(Page and application data records)
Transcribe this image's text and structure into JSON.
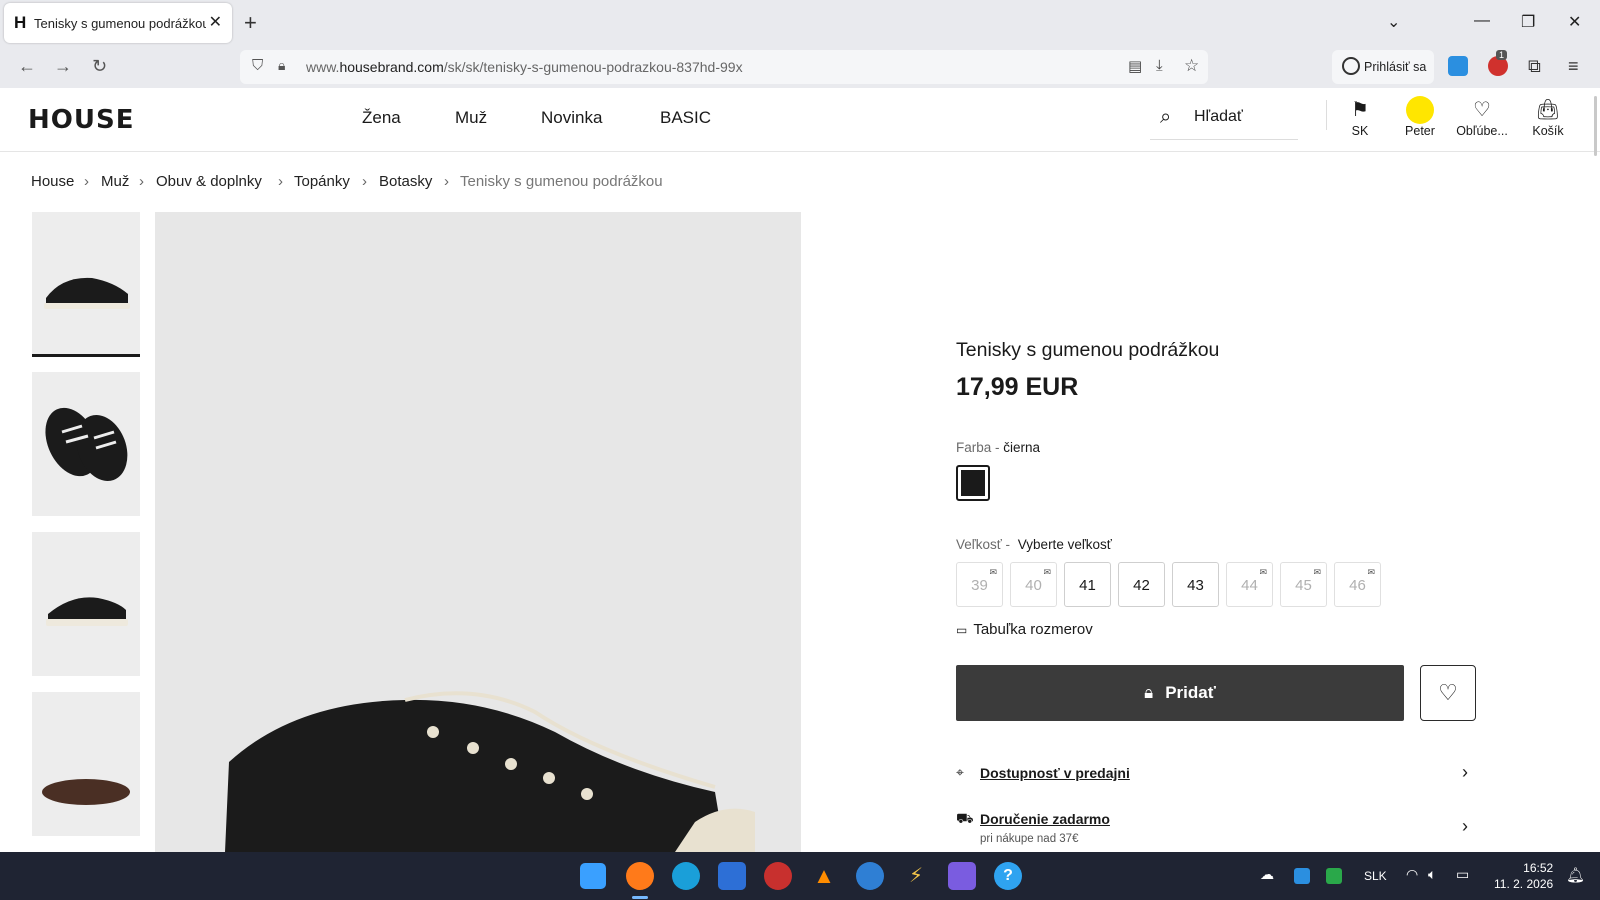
{
  "browser": {
    "tab_favicon": "H",
    "tab_title": "Tenisky s gumenou podrážkou |",
    "url_prefix": "www.",
    "url_domain": "housebrand.com",
    "url_path": "/sk/sk/tenisky-s-gumenou-podrazkou-837hd-99x",
    "signin_label": "Prihlásiť sa",
    "extension_badge": "1"
  },
  "site": {
    "logo": "HOUSE",
    "nav": [
      "Žena",
      "Muž",
      "Novinka",
      "BASIC"
    ],
    "search_label": "Hľadať",
    "header_items": [
      {
        "icon": "flag-icon",
        "label": "SK"
      },
      {
        "icon": "user-icon",
        "label": "Peter"
      },
      {
        "icon": "heart-icon",
        "label": "Obľúbe..."
      },
      {
        "icon": "bag-icon",
        "label": "Košík"
      }
    ]
  },
  "breadcrumb": [
    "House",
    "Muž",
    "Obuv & doplnky",
    "Topánky",
    "Botasky",
    "Tenisky s gumenou podrážkou"
  ],
  "product": {
    "title": "Tenisky s gumenou podrážkou",
    "price": "17,99 EUR",
    "color_label": "Farba -",
    "color_value": "čierna",
    "color_hex": "#1a1a1a",
    "size_label": "Veľkosť -",
    "size_prompt": "Vyberte veľkosť",
    "sizes": [
      {
        "label": "39",
        "available": false
      },
      {
        "label": "40",
        "available": false
      },
      {
        "label": "41",
        "available": true
      },
      {
        "label": "42",
        "available": true
      },
      {
        "label": "43",
        "available": true
      },
      {
        "label": "44",
        "available": false
      },
      {
        "label": "45",
        "available": false
      },
      {
        "label": "46",
        "available": false
      }
    ],
    "size_chart_label": "Tabuľka rozmerov",
    "add_button_label": "Pridať",
    "store_availability_label": "Dostupnosť v predajni",
    "free_delivery_label": "Doručenie zadarmo",
    "free_delivery_note": "pri nákupe nad 37€"
  },
  "taskbar": {
    "language": "SLK",
    "time": "16:52",
    "date": "11. 2. 2026"
  }
}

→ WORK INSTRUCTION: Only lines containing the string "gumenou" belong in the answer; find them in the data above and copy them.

→ ANSWER TO THE EXERCISE:
    "tab_title": "Tenisky s gumenou podrážkou |",
    "url_path": "/sk/sk/tenisky-s-gumenou-podrazkou-837hd-99x",
    "Tenisky s gumenou podrážkou"
    "title": "Tenisky s gumenou podrážkou",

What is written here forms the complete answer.